Mouse Hover

If you hover the mouse on a class or method, the PHPDoc information will show in a tooltip, as shown below. You can press F2 to move the focus to this tooltip to allow scrolling.

Mouse hover.png

If you hold down Ctrl and then hover, the source code of the element will display in the tooltip, as shown below. Again, F2 allows you to scroll the tooltip.

Control hover.png

The element also becomes a hyperlink. Clicking on the element will open the element's source file for editing.

Back and Forward Buttons

You can navigate back and forward, like in a browser, using the Back and Forward buttons in the Eclipse toolbar, shown below.

Back forward.png

These let you navigate to previous files you were editing or viewing. You can also use the drop-down menu to go to a specific file and location, as shown below.

Back dropdown.png

Outline View

This view (by default in the lower left) shows the structure of any classes in the active file. For example, open the file "libraries\joomla\factory.php" for editing. The Outline view will show the methods and fields of the JFactory class, as shown below.

Outline view.png

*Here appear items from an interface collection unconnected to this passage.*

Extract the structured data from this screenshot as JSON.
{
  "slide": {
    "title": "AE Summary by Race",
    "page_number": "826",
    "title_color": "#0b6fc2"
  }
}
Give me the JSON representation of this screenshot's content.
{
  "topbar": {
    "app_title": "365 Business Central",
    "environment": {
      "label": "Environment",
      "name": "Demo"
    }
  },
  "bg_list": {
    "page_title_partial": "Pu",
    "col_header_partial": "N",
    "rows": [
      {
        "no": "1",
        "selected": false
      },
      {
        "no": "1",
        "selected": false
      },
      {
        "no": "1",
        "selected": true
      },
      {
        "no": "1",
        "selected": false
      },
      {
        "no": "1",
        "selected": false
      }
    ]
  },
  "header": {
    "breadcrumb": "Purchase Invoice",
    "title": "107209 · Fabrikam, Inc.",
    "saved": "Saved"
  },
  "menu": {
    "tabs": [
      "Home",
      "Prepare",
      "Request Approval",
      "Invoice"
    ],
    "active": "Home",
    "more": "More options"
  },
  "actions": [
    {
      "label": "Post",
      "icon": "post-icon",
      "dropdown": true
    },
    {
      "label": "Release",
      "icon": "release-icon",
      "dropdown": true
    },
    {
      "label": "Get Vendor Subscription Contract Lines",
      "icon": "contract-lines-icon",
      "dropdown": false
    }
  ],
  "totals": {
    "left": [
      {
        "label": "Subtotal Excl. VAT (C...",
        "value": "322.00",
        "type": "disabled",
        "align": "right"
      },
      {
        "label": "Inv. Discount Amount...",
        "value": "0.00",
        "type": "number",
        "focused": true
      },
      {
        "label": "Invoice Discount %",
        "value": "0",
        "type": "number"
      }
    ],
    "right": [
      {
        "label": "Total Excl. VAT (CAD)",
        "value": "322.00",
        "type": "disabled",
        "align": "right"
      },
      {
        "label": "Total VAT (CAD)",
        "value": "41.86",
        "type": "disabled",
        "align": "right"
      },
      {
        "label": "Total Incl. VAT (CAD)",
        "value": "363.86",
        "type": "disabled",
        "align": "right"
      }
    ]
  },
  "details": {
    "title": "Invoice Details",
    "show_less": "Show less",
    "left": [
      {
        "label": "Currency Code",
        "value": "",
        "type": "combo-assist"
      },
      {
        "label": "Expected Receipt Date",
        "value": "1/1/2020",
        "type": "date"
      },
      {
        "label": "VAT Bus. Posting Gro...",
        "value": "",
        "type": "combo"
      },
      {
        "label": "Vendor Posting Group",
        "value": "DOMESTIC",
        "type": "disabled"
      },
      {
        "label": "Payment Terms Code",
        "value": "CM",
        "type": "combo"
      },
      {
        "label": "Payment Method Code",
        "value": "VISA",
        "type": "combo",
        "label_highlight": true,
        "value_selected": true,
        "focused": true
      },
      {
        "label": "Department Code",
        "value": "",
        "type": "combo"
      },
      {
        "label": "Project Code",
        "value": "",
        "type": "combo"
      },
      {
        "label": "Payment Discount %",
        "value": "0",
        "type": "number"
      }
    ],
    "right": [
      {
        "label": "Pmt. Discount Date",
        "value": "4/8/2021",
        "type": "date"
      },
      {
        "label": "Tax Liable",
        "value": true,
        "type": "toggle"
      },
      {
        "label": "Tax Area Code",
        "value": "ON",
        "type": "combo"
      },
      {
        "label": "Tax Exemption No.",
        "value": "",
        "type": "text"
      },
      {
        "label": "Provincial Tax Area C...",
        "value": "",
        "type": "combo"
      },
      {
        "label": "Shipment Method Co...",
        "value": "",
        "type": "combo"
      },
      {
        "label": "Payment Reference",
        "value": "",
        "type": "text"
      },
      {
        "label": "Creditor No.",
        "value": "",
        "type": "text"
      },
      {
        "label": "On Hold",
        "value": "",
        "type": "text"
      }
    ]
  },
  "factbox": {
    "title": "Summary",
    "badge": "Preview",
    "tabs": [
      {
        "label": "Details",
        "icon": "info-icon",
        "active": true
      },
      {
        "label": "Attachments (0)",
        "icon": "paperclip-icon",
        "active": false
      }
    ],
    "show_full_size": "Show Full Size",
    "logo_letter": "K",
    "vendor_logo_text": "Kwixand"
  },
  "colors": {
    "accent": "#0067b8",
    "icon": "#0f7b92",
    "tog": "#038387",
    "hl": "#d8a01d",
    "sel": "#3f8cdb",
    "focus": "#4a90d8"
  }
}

Clicking on a member in the Outline view highlights the declaration of this member in the source file.

PHP Project Outline View

This view displays a list of constants, classes and functions for all files within the selected project. Selecting an element in the PHP Project Outline view will open the source file in the editor.

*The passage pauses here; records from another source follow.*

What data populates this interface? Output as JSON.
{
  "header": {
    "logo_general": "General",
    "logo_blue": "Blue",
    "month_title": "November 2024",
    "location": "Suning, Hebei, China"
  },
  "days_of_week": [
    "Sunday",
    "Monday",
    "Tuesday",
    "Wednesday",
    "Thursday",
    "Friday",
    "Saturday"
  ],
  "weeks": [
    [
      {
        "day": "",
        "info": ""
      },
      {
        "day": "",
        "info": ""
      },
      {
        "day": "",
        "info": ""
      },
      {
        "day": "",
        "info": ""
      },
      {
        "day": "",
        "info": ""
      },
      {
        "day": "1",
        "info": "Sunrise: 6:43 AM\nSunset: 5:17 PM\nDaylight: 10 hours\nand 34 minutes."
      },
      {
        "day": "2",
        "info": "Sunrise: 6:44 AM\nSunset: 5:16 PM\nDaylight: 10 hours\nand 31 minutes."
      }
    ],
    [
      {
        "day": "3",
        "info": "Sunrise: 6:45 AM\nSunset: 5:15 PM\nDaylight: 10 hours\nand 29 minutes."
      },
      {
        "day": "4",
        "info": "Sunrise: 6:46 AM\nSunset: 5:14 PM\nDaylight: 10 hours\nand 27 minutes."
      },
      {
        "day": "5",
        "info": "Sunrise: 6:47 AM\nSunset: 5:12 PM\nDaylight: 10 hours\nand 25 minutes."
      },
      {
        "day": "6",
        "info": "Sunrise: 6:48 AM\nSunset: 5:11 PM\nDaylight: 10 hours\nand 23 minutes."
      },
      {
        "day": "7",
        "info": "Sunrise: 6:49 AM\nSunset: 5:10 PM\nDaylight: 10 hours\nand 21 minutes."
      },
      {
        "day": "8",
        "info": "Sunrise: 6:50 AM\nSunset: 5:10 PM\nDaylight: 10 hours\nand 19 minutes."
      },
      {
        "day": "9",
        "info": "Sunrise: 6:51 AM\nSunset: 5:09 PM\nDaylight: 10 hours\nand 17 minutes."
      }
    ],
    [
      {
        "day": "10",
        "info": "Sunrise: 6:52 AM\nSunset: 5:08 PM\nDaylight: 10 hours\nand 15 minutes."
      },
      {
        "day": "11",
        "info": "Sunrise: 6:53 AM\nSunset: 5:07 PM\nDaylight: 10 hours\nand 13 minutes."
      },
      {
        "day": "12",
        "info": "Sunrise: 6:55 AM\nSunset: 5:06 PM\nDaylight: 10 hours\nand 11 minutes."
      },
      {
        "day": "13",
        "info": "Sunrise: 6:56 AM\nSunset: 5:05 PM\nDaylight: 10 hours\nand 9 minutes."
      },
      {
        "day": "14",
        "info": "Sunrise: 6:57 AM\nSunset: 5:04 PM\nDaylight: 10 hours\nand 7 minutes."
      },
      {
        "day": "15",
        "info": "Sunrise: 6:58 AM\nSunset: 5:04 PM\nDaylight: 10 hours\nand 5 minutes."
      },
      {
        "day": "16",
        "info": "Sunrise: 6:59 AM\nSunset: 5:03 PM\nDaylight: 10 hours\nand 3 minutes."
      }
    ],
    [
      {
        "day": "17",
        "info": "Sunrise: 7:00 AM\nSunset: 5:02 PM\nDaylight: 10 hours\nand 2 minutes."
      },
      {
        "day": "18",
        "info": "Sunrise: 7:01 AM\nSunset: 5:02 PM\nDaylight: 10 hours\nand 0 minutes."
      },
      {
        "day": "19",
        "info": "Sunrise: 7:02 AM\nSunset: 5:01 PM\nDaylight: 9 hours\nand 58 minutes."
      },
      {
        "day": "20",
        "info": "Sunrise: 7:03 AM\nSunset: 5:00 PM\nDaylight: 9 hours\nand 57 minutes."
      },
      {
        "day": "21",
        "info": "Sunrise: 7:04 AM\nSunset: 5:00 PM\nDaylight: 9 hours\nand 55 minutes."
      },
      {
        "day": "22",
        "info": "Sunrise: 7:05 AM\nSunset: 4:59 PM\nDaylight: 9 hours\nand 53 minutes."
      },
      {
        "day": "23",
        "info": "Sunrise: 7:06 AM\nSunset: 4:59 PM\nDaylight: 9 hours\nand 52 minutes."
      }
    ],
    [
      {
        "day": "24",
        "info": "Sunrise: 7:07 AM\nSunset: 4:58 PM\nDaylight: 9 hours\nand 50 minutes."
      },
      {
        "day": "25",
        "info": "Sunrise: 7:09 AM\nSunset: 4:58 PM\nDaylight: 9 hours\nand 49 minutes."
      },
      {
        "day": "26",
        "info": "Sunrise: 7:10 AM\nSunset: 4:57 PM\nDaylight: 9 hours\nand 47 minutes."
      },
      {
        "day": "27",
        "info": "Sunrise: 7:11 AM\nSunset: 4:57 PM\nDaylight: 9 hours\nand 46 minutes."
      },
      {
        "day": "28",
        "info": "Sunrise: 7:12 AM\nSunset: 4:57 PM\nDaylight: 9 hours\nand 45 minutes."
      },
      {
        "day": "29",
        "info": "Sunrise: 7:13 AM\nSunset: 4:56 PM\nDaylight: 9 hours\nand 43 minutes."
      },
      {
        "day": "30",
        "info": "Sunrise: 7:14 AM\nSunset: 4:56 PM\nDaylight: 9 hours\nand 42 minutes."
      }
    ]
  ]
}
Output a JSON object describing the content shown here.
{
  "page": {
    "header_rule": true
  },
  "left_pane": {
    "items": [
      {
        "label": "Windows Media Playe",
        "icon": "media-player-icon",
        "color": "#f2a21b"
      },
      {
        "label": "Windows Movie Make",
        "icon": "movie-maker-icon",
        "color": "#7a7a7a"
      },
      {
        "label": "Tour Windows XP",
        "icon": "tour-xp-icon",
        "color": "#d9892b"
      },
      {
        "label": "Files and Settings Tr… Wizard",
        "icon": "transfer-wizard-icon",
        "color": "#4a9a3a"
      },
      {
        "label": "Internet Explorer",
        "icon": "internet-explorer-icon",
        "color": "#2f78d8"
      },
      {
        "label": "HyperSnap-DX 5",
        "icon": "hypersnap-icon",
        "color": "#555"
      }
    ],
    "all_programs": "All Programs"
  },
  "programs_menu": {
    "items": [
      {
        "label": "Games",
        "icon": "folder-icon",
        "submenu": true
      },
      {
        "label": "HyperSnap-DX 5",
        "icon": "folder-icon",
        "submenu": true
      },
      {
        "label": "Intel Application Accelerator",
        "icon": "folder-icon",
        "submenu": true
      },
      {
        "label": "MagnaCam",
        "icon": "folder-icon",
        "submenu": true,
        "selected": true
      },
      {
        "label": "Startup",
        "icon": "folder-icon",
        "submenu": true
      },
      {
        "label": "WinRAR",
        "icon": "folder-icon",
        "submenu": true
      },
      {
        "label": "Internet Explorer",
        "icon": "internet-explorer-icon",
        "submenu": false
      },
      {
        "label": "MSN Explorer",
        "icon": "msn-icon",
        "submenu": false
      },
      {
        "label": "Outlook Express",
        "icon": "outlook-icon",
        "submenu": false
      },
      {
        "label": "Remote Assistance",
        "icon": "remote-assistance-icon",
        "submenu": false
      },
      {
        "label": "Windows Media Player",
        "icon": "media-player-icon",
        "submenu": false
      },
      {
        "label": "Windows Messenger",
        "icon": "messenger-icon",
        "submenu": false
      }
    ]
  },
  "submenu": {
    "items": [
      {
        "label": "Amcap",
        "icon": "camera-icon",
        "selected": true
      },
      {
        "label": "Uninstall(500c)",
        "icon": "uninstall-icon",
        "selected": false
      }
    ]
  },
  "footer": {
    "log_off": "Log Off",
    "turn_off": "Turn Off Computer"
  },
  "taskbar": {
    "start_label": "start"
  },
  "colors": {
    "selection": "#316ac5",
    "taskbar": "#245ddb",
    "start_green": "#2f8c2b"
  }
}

Type Hierarchy View

This is rather a very handy view for joomla development. It's a bit of a mix of Outline View and Project Outline View, but better in many ways. It shows the structure of not only the current class, but all it's parent classes! [[Image::Hierarchy View.png|thumb|250px]]
Thanks to shengyuan-lu for his stackoverflow answer

PHP Functions View

This view shows the most commonly used PHP Classes, Constants and Iterators. You can add a function to a source file by double-clicking the desired function. The function will be added at the current cursor location in the active source file.

Code Assist

Eclipse will attempt to complete common PHP statements and methods for you. Simply type in the first part of the statement and press Ctrl+Space to invoke code assist. For example, open "index.php" for editing and go to line 13. Type "def" and press Ctrl+Space. The screen should display as shown below.

Code assist.png

At this point, you can click on any option in the pop-up window to select the desired statement. Click on "defined" and press Enter. The line will now read "defined()". Press Ctrl+Space again and a list of constants will show, as shown below.

Code assist2.png

You can read more about Code Assist in the "Working with Code Assist" section of the PDT User Guide (PDT User Guide > PDT Help > Getting Started > Basic Tutorials). Code assist is a great feature of Eclipse and can save you a lot of time.

Open PHP Manual

You can access the PHP Manual for any PHP function by highlighting the function name in an edit window or the PHP Functions view and selecting Open PHP Manual. The PHP manual page for this function will display in a browser window.

Other Manuals

Other forms of PHP documentation that you can download are available from This page includes HTML formats and CHM format.

On Windows, the extended CHM format is the most useful as it includes comments from the live PHP references.

A free viewer for Mac OSX 10.5, iChm, is available from (Chmox and xChm are either not maintained or unreliable enough to use). If you are integrating iChm with Eclipse (either with PDT or phpEclipse) you will need to remember to specify the full path to the actual binary, eg (and adjusting the path for the correct location):

/Applications/iChm/Content/MacOSX/iChm /Users/you/php_manual_en.chm

MySQL manuals are available in a variety of formats from

Filter on Problem Window

If your Problem (or Task) window is not showing you the right problems, you may need to adjust your filter. It can be particularly helpful to adjust the filter to just show the working selection.

To do that click on the down triangle in the upper right corner of the Problem window.

Screenshot eclipse problem 20090603-1.png

This will display a dropdown menu. Select "Configure Contents". In the "Configure Contents" window, check "Warnings on Selection".

Screenshot eclipse configurecontents 20090603-1.png

Click "OK".

This screen also gives additional parameters that you could use.